*What is being asked*: Find every line in the records below that contains the word "text", and copy each such line.

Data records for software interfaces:
↓

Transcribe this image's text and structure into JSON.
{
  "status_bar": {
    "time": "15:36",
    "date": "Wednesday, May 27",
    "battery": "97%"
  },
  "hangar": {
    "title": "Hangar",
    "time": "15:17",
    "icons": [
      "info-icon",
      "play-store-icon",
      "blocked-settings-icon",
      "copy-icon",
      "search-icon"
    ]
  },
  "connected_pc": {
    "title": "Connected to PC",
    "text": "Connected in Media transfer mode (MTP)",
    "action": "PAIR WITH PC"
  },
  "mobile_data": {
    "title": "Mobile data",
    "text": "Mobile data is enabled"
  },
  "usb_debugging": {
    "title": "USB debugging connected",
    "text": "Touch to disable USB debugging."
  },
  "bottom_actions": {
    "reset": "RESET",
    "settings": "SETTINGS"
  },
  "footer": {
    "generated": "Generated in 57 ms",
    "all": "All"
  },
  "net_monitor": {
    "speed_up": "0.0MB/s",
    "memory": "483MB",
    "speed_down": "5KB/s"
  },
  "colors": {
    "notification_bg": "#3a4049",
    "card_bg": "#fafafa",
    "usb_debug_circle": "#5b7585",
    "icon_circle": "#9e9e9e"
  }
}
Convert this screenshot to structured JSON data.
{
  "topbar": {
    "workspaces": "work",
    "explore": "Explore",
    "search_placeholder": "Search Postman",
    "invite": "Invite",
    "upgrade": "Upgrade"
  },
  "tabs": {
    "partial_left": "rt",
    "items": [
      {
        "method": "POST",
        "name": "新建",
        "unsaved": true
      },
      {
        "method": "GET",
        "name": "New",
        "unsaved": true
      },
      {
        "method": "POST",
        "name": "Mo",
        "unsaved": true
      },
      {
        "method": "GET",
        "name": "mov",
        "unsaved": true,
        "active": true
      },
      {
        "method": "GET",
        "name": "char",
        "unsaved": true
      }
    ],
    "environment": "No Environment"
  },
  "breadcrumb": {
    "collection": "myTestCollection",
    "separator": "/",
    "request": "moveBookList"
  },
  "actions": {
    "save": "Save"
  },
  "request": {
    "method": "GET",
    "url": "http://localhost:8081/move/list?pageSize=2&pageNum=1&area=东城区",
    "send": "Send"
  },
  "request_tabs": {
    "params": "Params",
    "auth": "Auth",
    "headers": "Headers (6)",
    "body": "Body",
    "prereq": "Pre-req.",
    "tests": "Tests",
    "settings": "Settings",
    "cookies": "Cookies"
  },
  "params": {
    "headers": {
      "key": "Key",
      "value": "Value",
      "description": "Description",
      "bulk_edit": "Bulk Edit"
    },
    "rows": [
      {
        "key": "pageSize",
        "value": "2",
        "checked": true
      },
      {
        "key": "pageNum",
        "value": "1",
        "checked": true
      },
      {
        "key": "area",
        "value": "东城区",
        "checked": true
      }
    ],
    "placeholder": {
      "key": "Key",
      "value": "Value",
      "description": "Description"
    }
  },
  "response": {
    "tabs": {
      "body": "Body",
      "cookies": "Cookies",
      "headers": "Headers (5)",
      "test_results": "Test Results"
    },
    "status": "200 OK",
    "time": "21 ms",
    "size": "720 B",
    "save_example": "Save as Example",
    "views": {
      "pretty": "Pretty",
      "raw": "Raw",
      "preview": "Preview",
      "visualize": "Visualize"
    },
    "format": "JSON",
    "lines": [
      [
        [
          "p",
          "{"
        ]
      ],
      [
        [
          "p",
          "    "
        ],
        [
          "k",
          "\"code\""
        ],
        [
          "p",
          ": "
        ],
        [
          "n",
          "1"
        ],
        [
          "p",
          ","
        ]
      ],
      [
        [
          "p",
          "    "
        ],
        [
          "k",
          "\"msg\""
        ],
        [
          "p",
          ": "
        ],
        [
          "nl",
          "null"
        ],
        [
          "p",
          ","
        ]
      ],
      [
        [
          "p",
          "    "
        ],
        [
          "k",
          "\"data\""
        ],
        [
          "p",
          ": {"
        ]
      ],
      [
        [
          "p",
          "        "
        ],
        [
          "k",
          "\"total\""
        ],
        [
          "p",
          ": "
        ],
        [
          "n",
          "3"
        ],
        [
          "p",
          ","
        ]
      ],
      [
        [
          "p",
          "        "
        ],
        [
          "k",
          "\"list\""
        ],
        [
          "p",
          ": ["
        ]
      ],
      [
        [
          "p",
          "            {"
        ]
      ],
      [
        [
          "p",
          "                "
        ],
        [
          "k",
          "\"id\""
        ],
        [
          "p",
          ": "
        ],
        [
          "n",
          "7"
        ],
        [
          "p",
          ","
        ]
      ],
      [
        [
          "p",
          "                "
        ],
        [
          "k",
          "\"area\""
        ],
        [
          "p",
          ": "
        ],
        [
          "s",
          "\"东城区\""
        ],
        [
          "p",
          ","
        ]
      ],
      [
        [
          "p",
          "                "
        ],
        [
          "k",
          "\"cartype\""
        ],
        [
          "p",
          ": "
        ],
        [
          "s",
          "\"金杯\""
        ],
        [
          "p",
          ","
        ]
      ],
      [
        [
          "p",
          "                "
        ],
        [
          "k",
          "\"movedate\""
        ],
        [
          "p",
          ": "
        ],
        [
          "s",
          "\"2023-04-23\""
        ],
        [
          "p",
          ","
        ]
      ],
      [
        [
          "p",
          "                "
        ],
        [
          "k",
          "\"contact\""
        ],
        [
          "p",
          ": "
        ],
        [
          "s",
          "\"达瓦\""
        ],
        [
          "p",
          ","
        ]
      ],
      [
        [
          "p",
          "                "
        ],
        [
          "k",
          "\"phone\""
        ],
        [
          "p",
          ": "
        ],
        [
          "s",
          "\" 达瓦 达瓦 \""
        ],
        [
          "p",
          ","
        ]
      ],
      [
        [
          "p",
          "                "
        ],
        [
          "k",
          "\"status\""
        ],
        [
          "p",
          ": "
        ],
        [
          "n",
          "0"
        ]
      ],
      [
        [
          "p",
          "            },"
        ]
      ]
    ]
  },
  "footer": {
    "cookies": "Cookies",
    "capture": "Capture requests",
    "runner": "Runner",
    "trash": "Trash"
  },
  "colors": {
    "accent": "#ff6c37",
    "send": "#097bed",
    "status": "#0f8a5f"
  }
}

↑

*Exercise answer*:
Transcribe this image's text and structure into JSON.
    "text": "Connected in Media transfer mode (MTP)",
    "text": "Mobile data is enabled"
    "text": "Touch to disable USB debugging."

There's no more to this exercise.